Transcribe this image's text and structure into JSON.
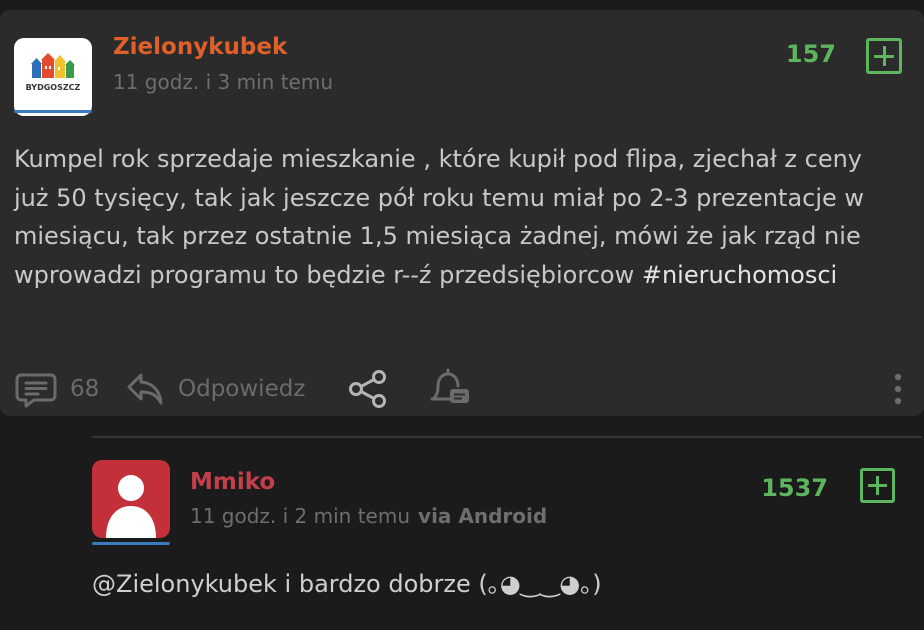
{
  "post": {
    "author": "Zielonykubek",
    "author_color": "#e0602a",
    "avatar_text": "BYDGOSZCZ",
    "time": "11 godz. i 3 min temu",
    "score": "157",
    "body": "Kumpel rok sprzedaje mieszkanie , które kupił pod flipa, zjechał z ceny już 50 tysięcy, tak jak jeszcze pół roku temu miał po 2-3 prezentacje w miesiącu, tak przez ostatnie 1,5 miesiąca żadnej, mówi że jak rząd nie wprowadzi programu to będzie r--ź przedsiębiorcow ",
    "hashtag": "#nieruchomosci",
    "comment_count": "68",
    "reply_label": "Odpowiedz"
  },
  "reply": {
    "author": "Mmiko",
    "author_color": "#c3404a",
    "time": "11 godz. i 2 min temu",
    "via": "via Android",
    "score": "1537",
    "body": "@Zielonykubek i bardzo dobrze (｡◕‿‿◕｡)"
  },
  "colors": {
    "score": "#5db55d",
    "accent_line": "#3b7bbf"
  }
}
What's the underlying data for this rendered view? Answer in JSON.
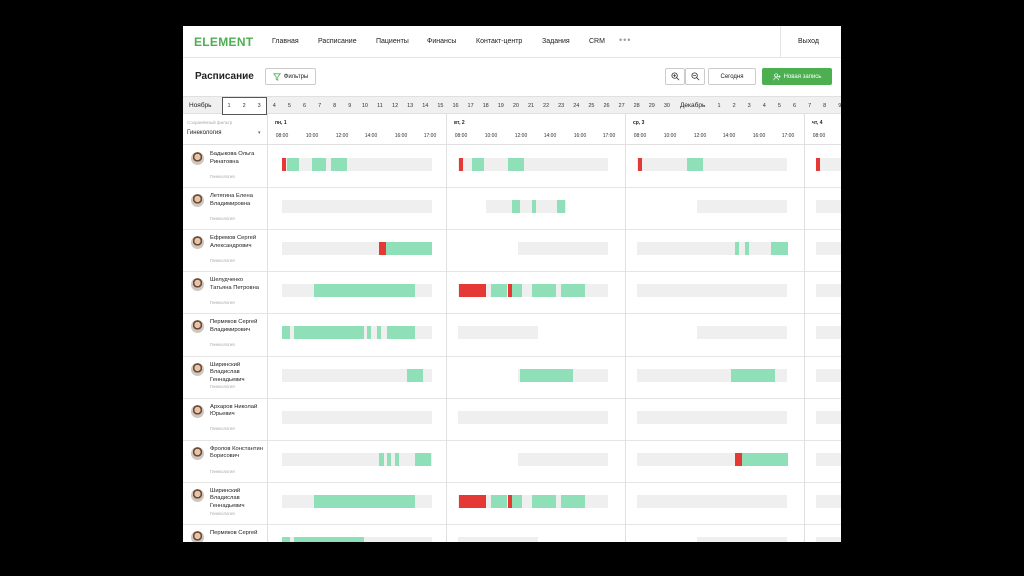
{
  "app": {
    "logo": "ELEMENT",
    "nav": [
      "Главная",
      "Расписание",
      "Пациенты",
      "Финансы",
      "Контакт-центр",
      "Задания",
      "CRM"
    ],
    "more": "•••",
    "logout": "Выход"
  },
  "toolbar": {
    "title": "Расписание",
    "filters": "Фильтры",
    "zoom_in_icon": "zoom-in-icon",
    "zoom_out_icon": "zoom-out-icon",
    "today": "Сегодня",
    "new_record": "Новая запись",
    "accent": "#4caf50"
  },
  "dates": {
    "month1": "Ноябрь",
    "nov": [
      "1",
      "2",
      "3",
      "4",
      "5",
      "6",
      "7",
      "8",
      "9",
      "10",
      "11",
      "12",
      "13",
      "14",
      "15",
      "16",
      "17",
      "18",
      "19",
      "20",
      "21",
      "22",
      "23",
      "24",
      "25",
      "26",
      "27",
      "28",
      "29",
      "30"
    ],
    "month2": "Декабрь",
    "dec": [
      "1",
      "2",
      "3",
      "4",
      "5",
      "6",
      "7",
      "8",
      "9"
    ]
  },
  "filter": {
    "label": "Сохранённый фильтр",
    "value": "Гинекология"
  },
  "days": [
    {
      "label": "пн, 1",
      "hours": [
        "08:00",
        "10:00",
        "12:00",
        "14:00",
        "16:00",
        "17:00"
      ]
    },
    {
      "label": "вт, 2",
      "hours": [
        "08:00",
        "10:00",
        "12:00",
        "14:00",
        "16:00",
        "17:00"
      ]
    },
    {
      "label": "ср, 3",
      "hours": [
        "08:00",
        "10:00",
        "12:00",
        "14:00",
        "16:00",
        "17:00"
      ]
    },
    {
      "label": "чт, 4",
      "hours": [
        "08:00"
      ]
    }
  ],
  "doctors": [
    {
      "name": "Бадыкова Ольга Ринатовна",
      "spec": "Гинекология"
    },
    {
      "name": "Летягина Елена Владимировна",
      "spec": "Гинекология"
    },
    {
      "name": "Ефремов Сергей Александрович",
      "spec": "Гинекология"
    },
    {
      "name": "Шелудченко Татьяна Петровна",
      "spec": "Гинекология"
    },
    {
      "name": "Пермяков Сергей Владимирович",
      "spec": "Гинекология"
    },
    {
      "name": "Ширинский Владислав Геннадьевич",
      "spec": "Гинекология"
    },
    {
      "name": "Архаров Николай Юрьевич",
      "spec": "Гинекология"
    },
    {
      "name": "Фролов Константин Борисович",
      "spec": "Гинекология"
    },
    {
      "name": "Ширинский Владислав Геннадьевич",
      "spec": "Гинекология"
    },
    {
      "name": "Пермяков Сергей",
      "spec": ""
    }
  ],
  "colors": {
    "booked": "#8fe0b8",
    "urgent": "#e53935",
    "free": "#efefef"
  }
}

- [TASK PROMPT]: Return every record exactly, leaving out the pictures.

- [SOLUTION TO THE EXERCISE]:
Transcribe this image's text and structure into JSON.
{
  "post": {
    "author": "Zielonykubek",
    "author_color": "#e0602a",
    "avatar_text": "BYDGOSZCZ",
    "time": "11 godz. i 3 min temu",
    "score": "157",
    "body": "Kumpel rok sprzedaje mieszkanie , które kupił pod flipa, zjechał z ceny już 50 tysięcy, tak jak jeszcze pół roku temu miał po 2-3 prezentacje w miesiącu, tak przez ostatnie 1,5 miesiąca żadnej, mówi że jak rząd nie wprowadzi programu to będzie r--ź przedsiębiorcow ",
    "hashtag": "#nieruchomosci",
    "comment_count": "68",
    "reply_label": "Odpowiedz"
  },
  "reply": {
    "author": "Mmiko",
    "author_color": "#c3404a",
    "time": "11 godz. i 2 min temu",
    "via": "via Android",
    "score": "1537",
    "body": "@Zielonykubek i bardzo dobrze (｡◕‿‿◕｡)"
  },
  "colors": {
    "score": "#5db55d",
    "accent_line": "#3b7bbf"
  }
}
What's the underlying data for this rendered view? Answer in JSON.
{
  "app": {
    "logo": "ELEMENT",
    "nav": [
      "Главная",
      "Расписание",
      "Пациенты",
      "Финансы",
      "Контакт-центр",
      "Задания",
      "CRM"
    ],
    "more": "•••",
    "logout": "Выход"
  },
  "toolbar": {
    "title": "Расписание",
    "filters": "Фильтры",
    "zoom_in_icon": "zoom-in-icon",
    "zoom_out_icon": "zoom-out-icon",
    "today": "Сегодня",
    "new_record": "Новая запись",
    "accent": "#4caf50"
  },
  "dates": {
    "month1": "Ноябрь",
    "nov": [
      "1",
      "2",
      "3",
      "4",
      "5",
      "6",
      "7",
      "8",
      "9",
      "10",
      "11",
      "12",
      "13",
      "14",
      "15",
      "16",
      "17",
      "18",
      "19",
      "20",
      "21",
      "22",
      "23",
      "24",
      "25",
      "26",
      "27",
      "28",
      "29",
      "30"
    ],
    "month2": "Декабрь",
    "dec": [
      "1",
      "2",
      "3",
      "4",
      "5",
      "6",
      "7",
      "8",
      "9"
    ]
  },
  "filter": {
    "label": "Сохранённый фильтр",
    "value": "Гинекология"
  },
  "days": [
    {
      "label": "пн, 1",
      "hours": [
        "08:00",
        "10:00",
        "12:00",
        "14:00",
        "16:00",
        "17:00"
      ]
    },
    {
      "label": "вт, 2",
      "hours": [
        "08:00",
        "10:00",
        "12:00",
        "14:00",
        "16:00",
        "17:00"
      ]
    },
    {
      "label": "ср, 3",
      "hours": [
        "08:00",
        "10:00",
        "12:00",
        "14:00",
        "16:00",
        "17:00"
      ]
    },
    {
      "label": "чт, 4",
      "hours": [
        "08:00"
      ]
    }
  ],
  "doctors": [
    {
      "name": "Бадыкова Ольга Ринатовна",
      "spec": "Гинекология"
    },
    {
      "name": "Летягина Елена Владимировна",
      "spec": "Гинекология"
    },
    {
      "name": "Ефремов Сергей Александрович",
      "spec": "Гинекология"
    },
    {
      "name": "Шелудченко Татьяна Петровна",
      "spec": "Гинекология"
    },
    {
      "name": "Пермяков Сергей Владимирович",
      "spec": "Гинекология"
    },
    {
      "name": "Ширинский Владислав Геннадьевич",
      "spec": "Гинекология"
    },
    {
      "name": "Архаров Николай Юрьевич",
      "spec": "Гинекология"
    },
    {
      "name": "Фролов Константин Борисович",
      "spec": "Гинекология"
    },
    {
      "name": "Ширинский Владислав Геннадьевич",
      "spec": "Гинекология"
    },
    {
      "name": "Пермяков Сергей",
      "spec": ""
    }
  ],
  "colors": {
    "booked": "#8fe0b8",
    "urgent": "#e53935",
    "free": "#efefef"
  }
}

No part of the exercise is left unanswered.